Luc Alvarez

Performers Aamari Taylor and Kayla Reed perform a poem about mental health in the black community.

On Feb. 13, Umoja held their first-ever “For the Culture” Creative Show where black students from DGS showcased a wide variety of talents including singing, dancing and acting. Umoja students hope that the show will foster a larger conversation about race, both in how it’s represented in class and how it’s dealt with in the future.

According to Umoja sponsor and in-school intervention supervisor Kenny White, the idea for the show began as a poetry slam but quickly turned into an all-encompassing creative show. He believes that it was truly the students’ show that represented their talents and ideas.

“I think this platform awakens the diligence and creativity of all the students. They got to express how they view the black community and how the black community views each other. The show has brought us closer, challenged communication and collaboration skills and put ideas to work,” White said.

One of those student-performers is junior Aamari Taylor who performed two of her own poems. Taylor shared where she got her inspiration for her first poem which centers around growing up black in the suburbs.

“You don’t know where to go with the lack of color and if you’re in AP classes you don’t see as much color as you would in different classes. So that representation in school for people of color is very important to us growing as individuals. My inspiration was the need to see people who look like me doing important things to know what’s possible,” Taylor said.

For Taylor, participating in this show was something important to her. Even though her schedule was filled with her regular course load as well as the Black History Month play, Taylor felt that this showcase gave her an opportunity to better the DGS community.

“I’ve been performing on stage since eighth grade and when I’m up there I feel like I’m making my future happen. I say that if you’re not doing something that scares you in a positive direction then you’re doing something wrong. So when I’m performing I feel like I belong and I have to push a message out there, change how people view things or make people think,” Taylor said.

White shared in Taylor’s belief that the show was bigger than just a school production, but something that could spark a conversation. This conversation is one that White felt was needed and was executed by the students.

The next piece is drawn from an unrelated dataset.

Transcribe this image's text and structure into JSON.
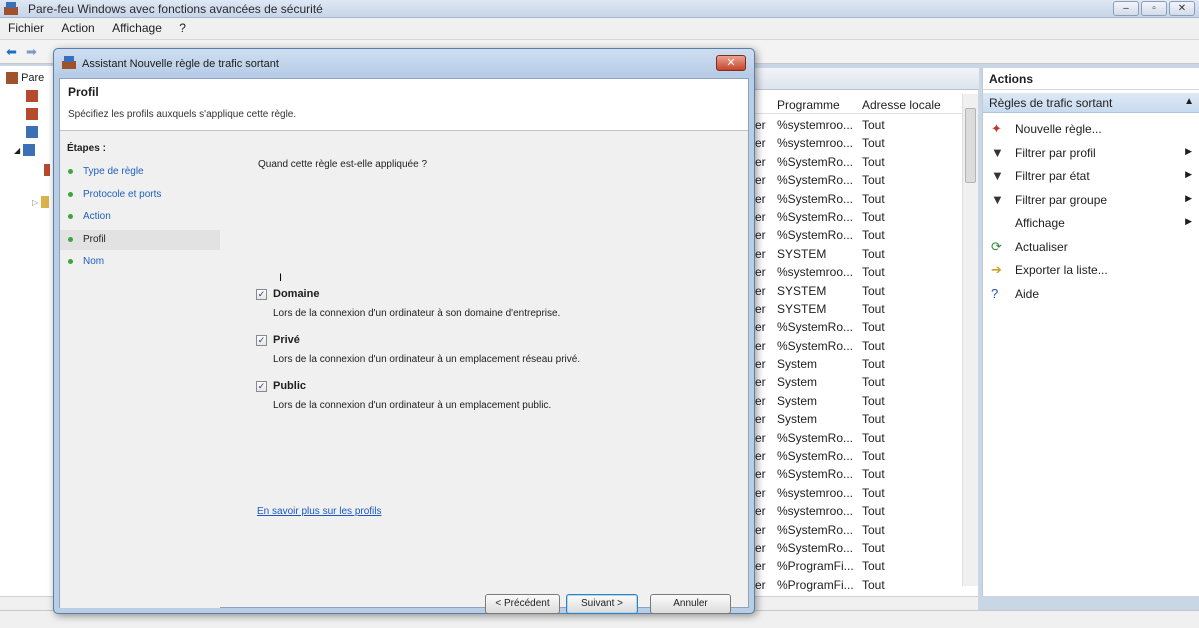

“They didn’t want to be handed an itinerary or script by staff but be all hands in for the making of what is said about black culture. Umoja students also wanted to take a stance by shedding light on challenging issues such as microaggression, micro assaults and discrimination that still plagues the black race today,” White said.

Overall, the students of Umoja hope that all their efforts were able to push the conversation forward. Senior and president of Umoja Stella Emezue believes that the show will be able to do just that.

“[The show’s message] was to promote and appreciate the culture and to bring to awareness the struggle faced in the past and present. I feel like it will open the eyes of many to understand the struggle the black community has faced and still continues to face and overall make many people more appreciative of African American culture,” Emezue said.